As an example, the proposal explicitly bars the state from setting a cap on the “hold.” In an effort to maximize revenue, Tennessee imposed a 10% cap that is higher than average hold for bookmakers around the U.S. (usually around 7%), which has caused some product complications and perhaps some inferior pricing at sportsbooks in the state, if only in certain limited markets.
The operators’ proposed California initiative also spells out how patrons can fund accounts, which includes everything from credit cards to wire transfers, and includes language that would allow the regulator to approve “additional funding and withdrawal methods, including but not limited to, cash deposits at approved locations and secure cryptocurrencies.”
Licensing fees favor tribes
In part of their effort to make the proposal attractive to tribes, the operator initiative would charge tribes $10 million for a license if they want to “white label” a platform vs. $100 million for operators who brand their platforms. A white-label platform would be run by a company like IGT or USBookmaking but have the tribe’s name on it. Those fees are for a five-year period, with a $1 million renewal for tribes and $10 million for operators, also for five years.
There’s no question that operators active across the country are savvier now than three years ago about what works best for them and helps them achieve the best profitability, and that is reflected in the proposal.
If the referendum passes, more than 60 digital platforms in California could be possible. The only cap on platforms is the number of tribal casinos, as operators must be tethered to get access, and the proposal allows for only one commercial partner per tribe. California has more than 100 federally recognized gaming tribes that own and operate 69 casinos across the state. Those include Siva’s Morongo Band of Mission Indians (Morongo Casino near Palm Springs) and Rocha’s Pechanga Band of Luiseno Indians (Pechanga Casino in Temecula).
Details: Remote registration, no proxies
Here are some other highlights of the operators’ proposal:
- Betting on professional, college, and amateur sports would be permitted. “Competitive or novelty” events may also be wagered on, including awards shows and current events, but not elections.
- The tax rate, referred to as a “surcharge,” would be 10% of adjusted gross revenue.
- The legal betting age would be 21.
- Remote registration would be permitted, meaning patrons could register for apps via mobile device. In-person registration would also be allowed.
- The new “Division of Online Sports Betting Control,” which would be part of the state Department of Justice, would regulate sports betting.
- Proxy betting would be banned.
- A 17-member advisory council would be created, including appointees from the governor, Senate president pro tem, the House speaker, the lieutenant governor, and others. The council would advise the regulator on technology and regulations and would seek to maximize revenue to the state.
- The state and operators would make a voluntary exclusion list accessible, and operators would be required to post contact information for problem gambling help on their platforms. There would be restrictions on advertising to minors or excluded persons. Notably, the proposal does not earmark funds for problem gambling.

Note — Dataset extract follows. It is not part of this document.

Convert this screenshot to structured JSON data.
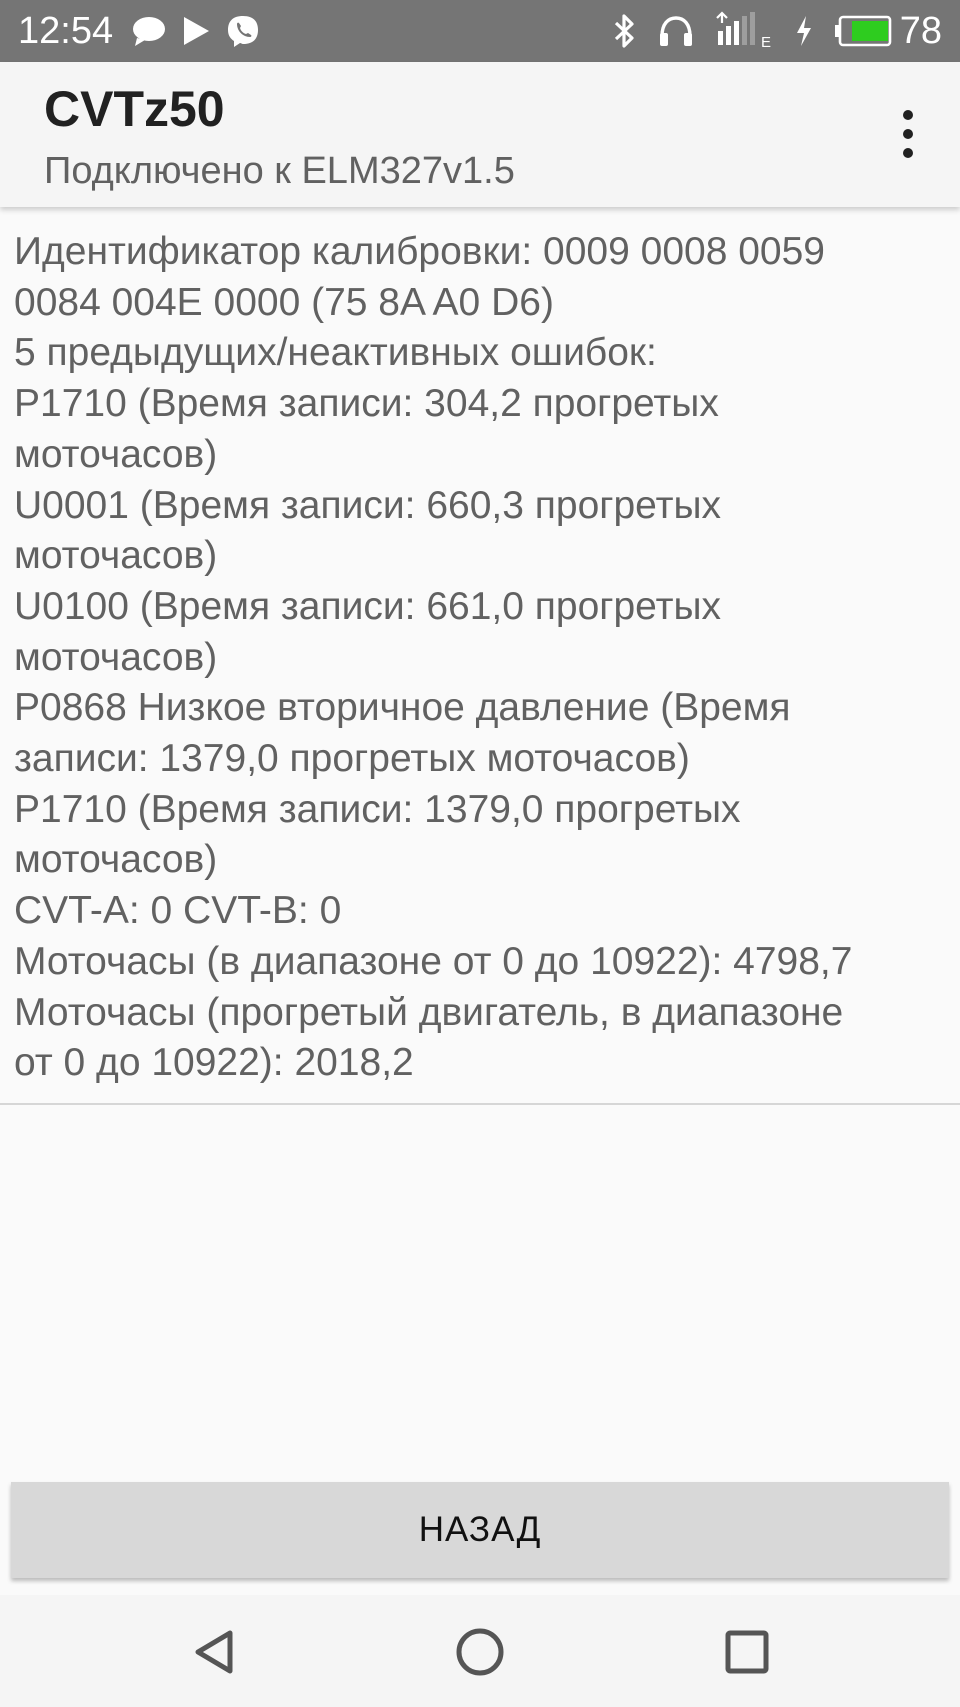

- Pre-launch advertising would be allowed.
Interestingly, under the proposal, those who bet offshore and those who offer black-market wagering sites would be penalized — any Californian betting on the illegal market would be taxed at 15% while offshore sportsbooks would be required to register with the state and report the names of those making bets.
How the state would implement, let alone enforce these requirements, is unclear, but the message is that the operators want to stamp out illegal wagering and maximize return on what begins as a $100 million investment in the Golden State.